Under existing rules, a bank with a 4 or 5 Camels rating cannot make such payments to parties terminating their affiliation with the institution.
But the bank can apply for an exemption under three scenarios: when regulators concur a payment is allowed, the employee was brought in late to try and save the institution, or an employee is terminated following an open-bank merger.
As an increasing number of troubled institutions have sought such approvals, the FDIC issued guidance Thursday to better outline the application process.
The agency said petitions made for a bank's senior management "will be subject to heightened scrutiny that will include an evaluation of the individual's performance as well as his or her influence and involvement over major corporate initiatives and policy decisions, especially any actions that may have facilitated high-risk banking strategies."
Under the guidance, an applicant must show the party terminating affiliation with the bank "has not committed any fraudulent act or omission, or breach of trust or fiduciary duty or insider abuse, that has had a material adverse effect on the institution or covered company." The employee also must not be "substantially responsible" for an insolvency or troubled condition, and not have violated laws that had a material impact on the company.
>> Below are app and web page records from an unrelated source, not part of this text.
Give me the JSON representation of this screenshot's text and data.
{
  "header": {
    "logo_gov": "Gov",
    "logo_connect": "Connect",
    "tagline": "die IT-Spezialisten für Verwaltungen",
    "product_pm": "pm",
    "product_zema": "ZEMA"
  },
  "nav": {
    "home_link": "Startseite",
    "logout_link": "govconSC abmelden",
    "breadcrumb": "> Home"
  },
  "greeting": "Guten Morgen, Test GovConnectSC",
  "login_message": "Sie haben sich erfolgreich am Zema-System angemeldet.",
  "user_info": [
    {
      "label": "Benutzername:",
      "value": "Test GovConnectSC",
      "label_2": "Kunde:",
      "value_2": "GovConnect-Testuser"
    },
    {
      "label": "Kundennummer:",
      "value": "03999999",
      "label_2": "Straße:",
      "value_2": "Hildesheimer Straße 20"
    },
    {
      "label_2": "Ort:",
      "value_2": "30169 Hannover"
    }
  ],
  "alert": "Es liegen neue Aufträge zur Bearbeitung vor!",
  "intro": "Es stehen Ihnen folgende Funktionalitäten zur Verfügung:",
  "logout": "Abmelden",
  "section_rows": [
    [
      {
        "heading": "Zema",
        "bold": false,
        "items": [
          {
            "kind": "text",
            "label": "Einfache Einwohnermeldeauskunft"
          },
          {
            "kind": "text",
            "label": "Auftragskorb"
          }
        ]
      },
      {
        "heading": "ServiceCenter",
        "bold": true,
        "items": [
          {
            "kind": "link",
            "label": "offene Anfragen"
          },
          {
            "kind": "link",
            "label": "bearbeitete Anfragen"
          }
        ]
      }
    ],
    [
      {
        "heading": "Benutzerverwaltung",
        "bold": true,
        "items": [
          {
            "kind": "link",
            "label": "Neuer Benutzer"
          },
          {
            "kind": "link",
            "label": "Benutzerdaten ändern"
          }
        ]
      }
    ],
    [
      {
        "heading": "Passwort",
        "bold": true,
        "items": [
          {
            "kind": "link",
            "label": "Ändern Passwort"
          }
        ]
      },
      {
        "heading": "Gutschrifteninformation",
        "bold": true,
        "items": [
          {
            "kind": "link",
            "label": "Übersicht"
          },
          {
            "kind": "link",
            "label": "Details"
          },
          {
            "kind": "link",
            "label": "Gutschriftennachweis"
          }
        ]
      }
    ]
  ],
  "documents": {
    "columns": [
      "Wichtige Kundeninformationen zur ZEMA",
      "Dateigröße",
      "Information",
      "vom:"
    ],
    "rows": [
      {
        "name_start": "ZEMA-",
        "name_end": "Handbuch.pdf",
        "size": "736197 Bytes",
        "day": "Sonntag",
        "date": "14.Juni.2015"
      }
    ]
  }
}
To reduce the number of applications, the guidance also allows for "de minimus" golden parachute payments of up to $5,000 to lower-level employees, which in most cases would not require a supervisory application.